Object 7. Biblical Herbarium
What: Public Lecture, part of History & Philosophy of Science in 20 Objects
When: Tuesday 27th September, 6:15 – 7:15pm
Victorian Britain has often been characterized as an age in which science and religion were at war. Using a rare biblical herbarium, Dr Jon Topham will explore these themes in lecture 7 of our HPS in 20 Objects series. We invite you to discover some of the surprising and thought-provoking ways in which scientific and religious beliefs and practices were interconnected in the lives of our great-grandparents.
All are welcome, this lecture assumes no prior knowledge. Tea and coffee will be provided from 6pm outside the lecture theatre.
The following blog post was written by PhD Student, Clare O’Reilly:
A large late nineteenth century mahogany box with a collection of dried plants inside – a herbarium – is not the most obvious object that we today would associate with science. More surprising still, this single object unifies science with religion.
Dr Jon Topham began by explaining how important herbaria were in the practice of Victorian science by describing the contents of the box and its 38-page descriptive pamphlet. It was produced, at considerable expense, by Southhall Brothers, druggist and medical suppliers, in 1897. Herbaria like this were used as educational tools. Botany had a long association with medical studies, and students learnt plant identification and their medicinal uses from dried specimens. In schools, herbaria were used to illustrate God’s creation through the study of the natural world and ultimately brought biblical stories – of the reeds surrounding the hidden baby Moses, of the crown of thorns from Jesus’ crucifixion, – to life.

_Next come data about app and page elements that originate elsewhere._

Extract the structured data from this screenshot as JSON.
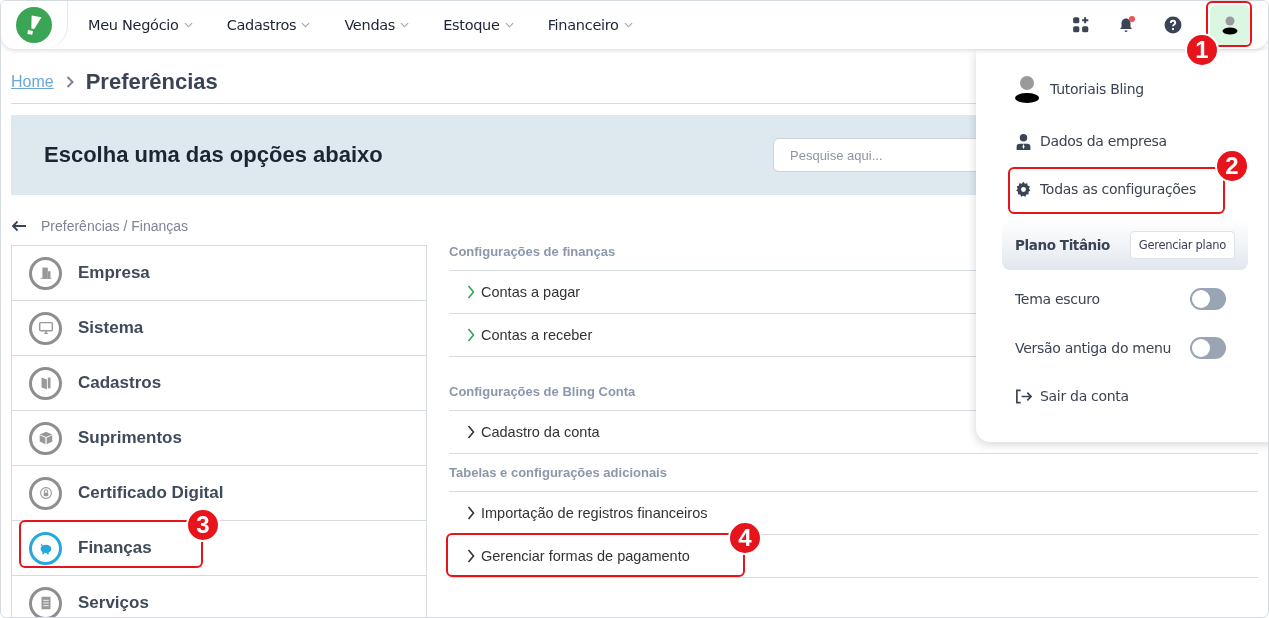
{
  "nav": {
    "items": [
      "Meu Negócio",
      "Cadastros",
      "Vendas",
      "Estoque",
      "Financeiro"
    ],
    "notification": true,
    "user_callout": "1"
  },
  "breadcrumb": {
    "home": "Home",
    "current": "Preferências"
  },
  "banner": {
    "title": "Escolha uma das opções abaixo",
    "search": {
      "placeholder": "Pesquise aqui..."
    }
  },
  "path": "Preferências / Finanças",
  "sidebar": {
    "items": [
      {
        "label": "Empresa",
        "selected": false
      },
      {
        "label": "Sistema",
        "selected": false
      },
      {
        "label": "Cadastros",
        "selected": false
      },
      {
        "label": "Suprimentos",
        "selected": false
      },
      {
        "label": "Certificado Digital",
        "selected": false
      },
      {
        "label": "Finanças",
        "selected": true,
        "callout": "3"
      },
      {
        "label": "Serviços",
        "selected": false
      }
    ]
  },
  "sections": [
    {
      "title": "Configurações de finanças",
      "items": [
        {
          "label": "Contas a pagar",
          "accent": true
        },
        {
          "label": "Contas a receber",
          "accent": true
        }
      ]
    },
    {
      "title": "Configurações de Bling Conta",
      "items": [
        {
          "label": "Cadastro da conta",
          "accent": false
        }
      ]
    },
    {
      "title": "Tabelas e configurações adicionais",
      "items": [
        {
          "label": "Importação de registros financeiros",
          "accent": false
        },
        {
          "label": "Gerenciar formas de pagamento",
          "accent": false,
          "callout": "4"
        }
      ]
    }
  ],
  "user_menu": {
    "user": "Tutoriais Bling",
    "items": [
      {
        "label": "Dados da empresa"
      },
      {
        "label": "Todas as configurações",
        "callout": "2"
      }
    ],
    "plan": {
      "name": "Plano Titânio",
      "button": "Gerenciar plano"
    },
    "toggles": [
      {
        "label": "Tema escuro",
        "on": false
      },
      {
        "label": "Versão antiga do menu",
        "on": false
      }
    ],
    "logout": "Sair da conta"
  }
}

A now-familiar and pervasive view is that Charles Darwin’s theory of evolution by natural selection marked a turning point in the history of science, and was a major cause of conflict between science and religion. Evolution is often cited as the best example of the irreconcilability of science and religion, for example, by Richard Dawkins in his influential work The Blind Watchmaker (1986). Jon argued that Victorian science and religion were not so in conflict as we are led to believe by those who use this historical myth to suit their own agenda in the present.

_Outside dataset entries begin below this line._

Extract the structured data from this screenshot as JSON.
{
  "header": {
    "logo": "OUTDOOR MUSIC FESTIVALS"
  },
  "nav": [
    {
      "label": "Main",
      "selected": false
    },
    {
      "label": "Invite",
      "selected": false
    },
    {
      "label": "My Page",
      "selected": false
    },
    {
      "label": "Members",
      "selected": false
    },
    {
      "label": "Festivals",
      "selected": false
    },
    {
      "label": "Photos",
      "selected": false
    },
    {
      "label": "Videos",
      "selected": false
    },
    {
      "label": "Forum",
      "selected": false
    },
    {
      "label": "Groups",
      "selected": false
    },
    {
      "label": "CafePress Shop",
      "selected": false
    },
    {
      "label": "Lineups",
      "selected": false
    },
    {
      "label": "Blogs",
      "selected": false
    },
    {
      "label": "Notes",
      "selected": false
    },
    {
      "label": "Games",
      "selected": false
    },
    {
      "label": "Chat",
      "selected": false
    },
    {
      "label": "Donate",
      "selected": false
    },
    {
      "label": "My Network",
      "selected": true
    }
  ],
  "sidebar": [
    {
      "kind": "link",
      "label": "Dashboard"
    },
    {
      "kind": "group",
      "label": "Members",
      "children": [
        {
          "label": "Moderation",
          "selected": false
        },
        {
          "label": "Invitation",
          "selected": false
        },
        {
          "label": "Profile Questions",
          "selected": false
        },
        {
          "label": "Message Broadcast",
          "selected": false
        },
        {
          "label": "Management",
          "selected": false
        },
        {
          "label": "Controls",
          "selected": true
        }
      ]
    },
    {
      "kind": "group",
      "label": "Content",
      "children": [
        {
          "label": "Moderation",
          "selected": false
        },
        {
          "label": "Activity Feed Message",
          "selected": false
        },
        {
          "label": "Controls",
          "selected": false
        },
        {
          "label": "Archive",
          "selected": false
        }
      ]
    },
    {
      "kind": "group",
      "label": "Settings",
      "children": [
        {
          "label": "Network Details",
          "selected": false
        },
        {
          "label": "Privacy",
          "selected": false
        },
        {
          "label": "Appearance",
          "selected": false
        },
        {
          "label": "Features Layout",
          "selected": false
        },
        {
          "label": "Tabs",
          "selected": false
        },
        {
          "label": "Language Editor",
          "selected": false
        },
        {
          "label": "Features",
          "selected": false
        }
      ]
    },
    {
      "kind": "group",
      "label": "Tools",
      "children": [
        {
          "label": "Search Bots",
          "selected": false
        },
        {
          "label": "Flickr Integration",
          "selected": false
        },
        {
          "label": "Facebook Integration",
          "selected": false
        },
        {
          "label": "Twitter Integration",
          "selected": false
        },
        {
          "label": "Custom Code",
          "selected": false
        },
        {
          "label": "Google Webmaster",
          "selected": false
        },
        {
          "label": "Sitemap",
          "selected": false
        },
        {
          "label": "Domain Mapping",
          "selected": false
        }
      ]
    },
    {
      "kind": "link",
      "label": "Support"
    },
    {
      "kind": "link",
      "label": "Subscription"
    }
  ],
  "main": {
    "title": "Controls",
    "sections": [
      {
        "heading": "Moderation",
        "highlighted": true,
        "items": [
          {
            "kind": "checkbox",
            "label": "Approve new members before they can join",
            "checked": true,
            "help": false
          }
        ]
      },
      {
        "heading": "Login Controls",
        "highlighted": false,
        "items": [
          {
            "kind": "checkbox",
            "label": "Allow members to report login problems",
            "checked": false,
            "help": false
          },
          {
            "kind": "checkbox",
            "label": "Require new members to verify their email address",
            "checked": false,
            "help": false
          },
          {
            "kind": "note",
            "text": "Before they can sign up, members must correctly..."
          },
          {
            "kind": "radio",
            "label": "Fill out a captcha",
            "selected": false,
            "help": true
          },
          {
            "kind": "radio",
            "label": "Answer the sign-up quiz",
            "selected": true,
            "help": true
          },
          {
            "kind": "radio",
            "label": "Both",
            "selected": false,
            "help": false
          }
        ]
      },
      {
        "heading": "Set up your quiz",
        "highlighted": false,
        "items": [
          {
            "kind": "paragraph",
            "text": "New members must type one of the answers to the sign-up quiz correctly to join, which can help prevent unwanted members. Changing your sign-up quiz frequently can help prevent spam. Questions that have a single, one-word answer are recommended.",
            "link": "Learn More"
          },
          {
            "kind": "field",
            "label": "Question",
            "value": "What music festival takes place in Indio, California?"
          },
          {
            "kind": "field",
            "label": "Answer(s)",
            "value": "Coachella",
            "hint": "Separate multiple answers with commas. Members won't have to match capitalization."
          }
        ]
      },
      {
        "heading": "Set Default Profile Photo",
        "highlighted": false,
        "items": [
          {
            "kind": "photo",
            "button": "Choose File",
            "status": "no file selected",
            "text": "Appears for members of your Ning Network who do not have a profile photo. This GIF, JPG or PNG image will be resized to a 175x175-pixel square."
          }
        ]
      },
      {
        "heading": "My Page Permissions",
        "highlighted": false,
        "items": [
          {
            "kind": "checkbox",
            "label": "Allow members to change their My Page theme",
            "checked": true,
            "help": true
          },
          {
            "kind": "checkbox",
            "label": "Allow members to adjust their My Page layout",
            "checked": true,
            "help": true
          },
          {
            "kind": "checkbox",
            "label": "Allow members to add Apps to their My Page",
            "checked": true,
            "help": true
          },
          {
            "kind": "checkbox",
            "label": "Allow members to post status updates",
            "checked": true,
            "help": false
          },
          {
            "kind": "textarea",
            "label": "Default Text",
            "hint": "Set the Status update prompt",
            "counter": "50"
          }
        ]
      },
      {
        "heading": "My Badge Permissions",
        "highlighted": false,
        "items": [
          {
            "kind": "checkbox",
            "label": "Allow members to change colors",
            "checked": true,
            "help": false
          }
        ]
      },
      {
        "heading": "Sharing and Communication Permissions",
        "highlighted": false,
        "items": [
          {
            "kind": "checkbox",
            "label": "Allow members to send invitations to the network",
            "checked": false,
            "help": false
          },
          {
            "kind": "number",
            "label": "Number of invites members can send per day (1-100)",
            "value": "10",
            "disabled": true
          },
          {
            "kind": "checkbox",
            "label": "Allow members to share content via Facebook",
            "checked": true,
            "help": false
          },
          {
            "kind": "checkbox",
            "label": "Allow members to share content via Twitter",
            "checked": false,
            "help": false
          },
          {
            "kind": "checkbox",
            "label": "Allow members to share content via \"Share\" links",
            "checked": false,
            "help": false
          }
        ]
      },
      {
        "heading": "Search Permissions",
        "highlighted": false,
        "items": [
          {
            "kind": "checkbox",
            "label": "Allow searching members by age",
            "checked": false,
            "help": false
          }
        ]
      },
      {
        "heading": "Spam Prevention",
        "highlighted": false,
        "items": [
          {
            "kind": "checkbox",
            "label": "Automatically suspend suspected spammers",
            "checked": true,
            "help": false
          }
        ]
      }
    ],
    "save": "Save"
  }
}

Perhaps the most famous historical clash between science and religion was the 1860 debate over evolution in Oxford, between Bishop Samuel Wilberforce and public intellectual, Darwin’s bulldog, Thomas Huxley. Jon dramatically challenged our popular understanding of this event, showing how it has been told and re-told to emphasise far more of an intense spectacle than actually took place, and that it was portrayed as establishing a straight choice between science or religion as polar opposites. Nineteenth century historians started this rhetoric and histories of this sort have been debunked by recent scholarship. The dispute was actually part of a wider struggle over who should ultimately be *the* authority on the natural world: the scientists or the clergy. At stake, for the new men of science like Huxley, was the professional status of scientists, who got to be professors, and how to free science from the influence of the Churches. Huxley himself was agnostic – he coined the phrase – and many scientists at the time took intermediate positions on evolution, reconciling their Christian faith with evolution by God acting through natural laws like Darwin’s natural selection.

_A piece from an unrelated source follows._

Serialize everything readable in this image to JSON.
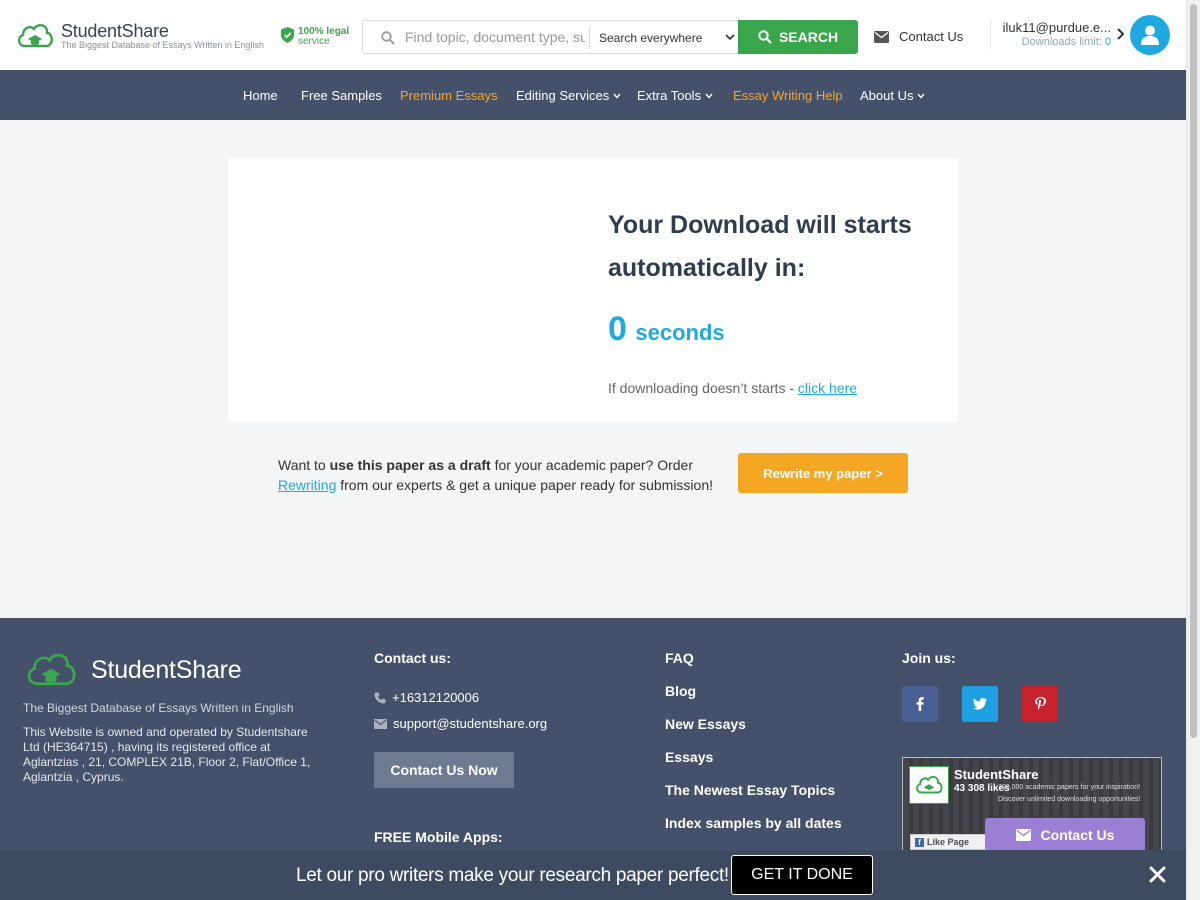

The lecture then moved on to far less-familiar people and more unexpected stories connected with the biblical herbarium, to show how religious belief has long been part of scientific practices, and scientific practices – specifically an interest in natural history and botany – was part of a good Christian lifestyle.
Science and religion was particularly intertwined in education, with educational organisations, like Society for the Promotion of Christian Knowledge, producing scientific publications with a religious tone. Even at the end of the century, many of the most successful popular science books were produced for a Christian audience. Jon used the story of Ellen Parry, daughter of a fashionable Bath physician, to show how science, “rational accomplishment”, was used by people to enhance their faith.
Jon then masterfully brought the lecture to its finale, by linking back to the biblical herbarium itself. The author of the pamphlet accompanying the box, Henry Baker Tristram, was a Fellow of the Royal Society but also a clergyman and Church Missionary Society activist. He was, perhaps most surprisingly, the first naturalist to apply Darwin’s theory in print. He embodied how, for many Victorians, the practice of religion and the practice of science were mutually supportive. He later opposed the Darwinians, but largely because of how they behaved, sneering and putting down their opponents, and because natural selection was inadequately supported, rather than because he regarded Darwin’s theory as atheistic.
This lecture was a fantastic demonstration of what professional historians do in challenging misinterpretations by those unwittingly back shadowing today’s debates on to the past. The history of science and religion is far more rich and complex than the popular polarising myth suggests.